__Directions for this task__
One line at a time, check the entries below for the word "JSON", and copy each line that has it.

__Working data__
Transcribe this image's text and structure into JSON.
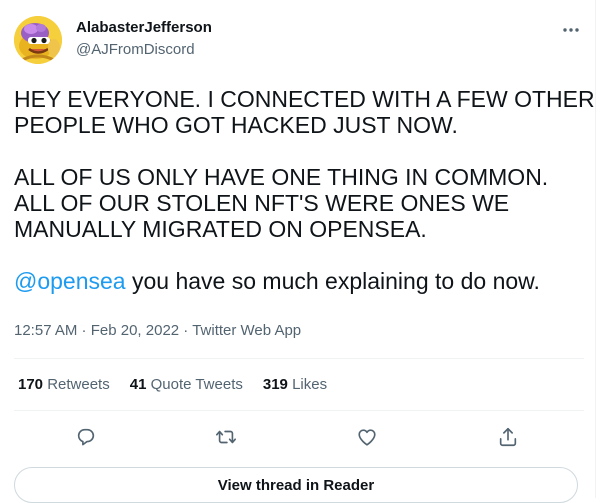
{
  "author": {
    "display_name": "AlabasterJefferson",
    "handle": "@AJFromDiscord"
  },
  "tweet": {
    "line1": "HEY EVERYONE. I CONNECTED WITH A FEW OTHER",
    "line2": "PEOPLE WHO GOT HACKED JUST NOW.",
    "line3": "ALL OF US ONLY HAVE ONE THING IN COMMON.",
    "line4": "ALL OF OUR STOLEN NFT'S WERE ONES WE",
    "line5": "MANUALLY MIGRATED ON OPENSEA.",
    "mention": "@opensea",
    "line6_rest": " you have so much explaining to do now."
  },
  "meta": {
    "time": "12:57 AM",
    "sep1": " · ",
    "date": "Feb 20, 2022",
    "sep2": " · ",
    "source": "Twitter Web App"
  },
  "stats": {
    "retweets_count": "170",
    "retweets_label": " Retweets",
    "quotes_count": "41",
    "quotes_label": " Quote Tweets",
    "likes_count": "319",
    "likes_label": " Likes"
  },
  "reader_button": "View thread in Reader",
  "icons": {
    "more": "more-horizontal-icon",
    "reply": "reply-icon",
    "retweet": "retweet-icon",
    "like": "heart-icon",
    "share": "share-icon"
  },
  "colors": {
    "text": "#0f1419",
    "secondary": "#536471",
    "accent": "#1d9bf0",
    "border": "#cfd9de"
  }
}
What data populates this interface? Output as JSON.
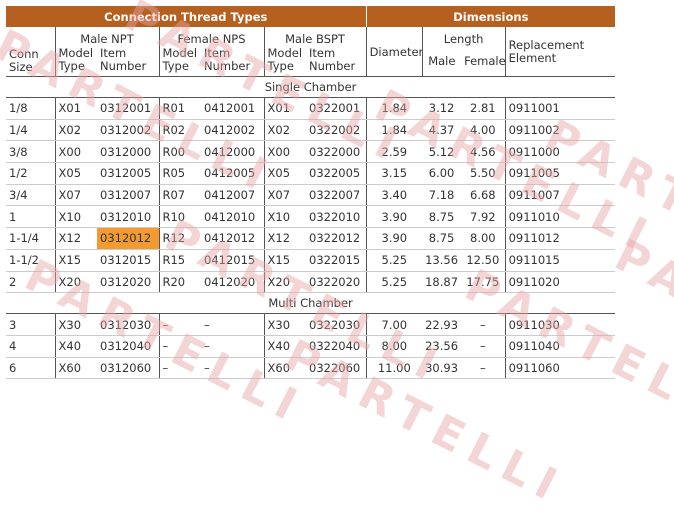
{
  "header": {
    "connection": "Connection Thread Types",
    "dimensions": "Dimensions"
  },
  "columns": {
    "conn_size": "Conn Size",
    "male_npt": "Male NPT",
    "female_nps": "Female NPS",
    "male_bspt": "Male BSPT",
    "diameter": "Diameter",
    "length": "Length",
    "replacement": "Replacement Element",
    "model_type": "Model Type",
    "item_number": "Item Number",
    "male": "Male",
    "female": "Female"
  },
  "sections": [
    {
      "title": "Single Chamber",
      "rows": [
        [
          "1/8",
          "X01",
          "0312001",
          "R01",
          "0412001",
          "X01",
          "0322001",
          "1.84",
          "3.12",
          "2.81",
          "0911001"
        ],
        [
          "1/4",
          "X02",
          "0312002",
          "R02",
          "0412002",
          "X02",
          "0322002",
          "1.84",
          "4.37",
          "4.00",
          "0911002"
        ],
        [
          "3/8",
          "X00",
          "0312000",
          "R00",
          "0412000",
          "X00",
          "0322000",
          "2.59",
          "5.12",
          "4.56",
          "0911000"
        ],
        [
          "1/2",
          "X05",
          "0312005",
          "R05",
          "0412005",
          "X05",
          "0322005",
          "3.15",
          "6.00",
          "5.50",
          "0911005"
        ],
        [
          "3/4",
          "X07",
          "0312007",
          "R07",
          "0412007",
          "X07",
          "0322007",
          "3.40",
          "7.18",
          "6.68",
          "0911007"
        ],
        [
          "1",
          "X10",
          "0312010",
          "R10",
          "0412010",
          "X10",
          "0322010",
          "3.90",
          "8.75",
          "7.92",
          "0911010"
        ],
        [
          "1-1/4",
          "X12",
          "0312012",
          "R12",
          "0412012",
          "X12",
          "0322012",
          "3.90",
          "8.75",
          "8.00",
          "0911012"
        ],
        [
          "1-1/2",
          "X15",
          "0312015",
          "R15",
          "0412015",
          "X15",
          "0322015",
          "5.25",
          "13.56",
          "12.50",
          "0911015"
        ],
        [
          "2",
          "X20",
          "0312020",
          "R20",
          "0412020",
          "X20",
          "0322020",
          "5.25",
          "18.87",
          "17.75",
          "0911020"
        ]
      ]
    },
    {
      "title": "Multi Chamber",
      "rows": [
        [
          "3",
          "X30",
          "0312030",
          "–",
          "–",
          "X30",
          "0322030",
          "7.00",
          "22.93",
          "–",
          "0911030"
        ],
        [
          "4",
          "X40",
          "0312040",
          "–",
          "–",
          "X40",
          "0322040",
          "8.00",
          "23.56",
          "–",
          "0911040"
        ],
        [
          "6",
          "X60",
          "0312060",
          "–",
          "–",
          "X60",
          "0322060",
          "11.00",
          "30.93",
          "–",
          "0911060"
        ]
      ]
    }
  ],
  "highlight": {
    "section": 0,
    "row": 6,
    "col": 2
  },
  "watermark": "PARTELLI",
  "colors": {
    "header_bg": "#b5601f",
    "highlight": "#f39b30",
    "watermark": "#e6a3a3"
  }
}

__Answer to this exercise__
Transcribe this image's text and structure into JSON.
What data populates this interface? Output as JSON.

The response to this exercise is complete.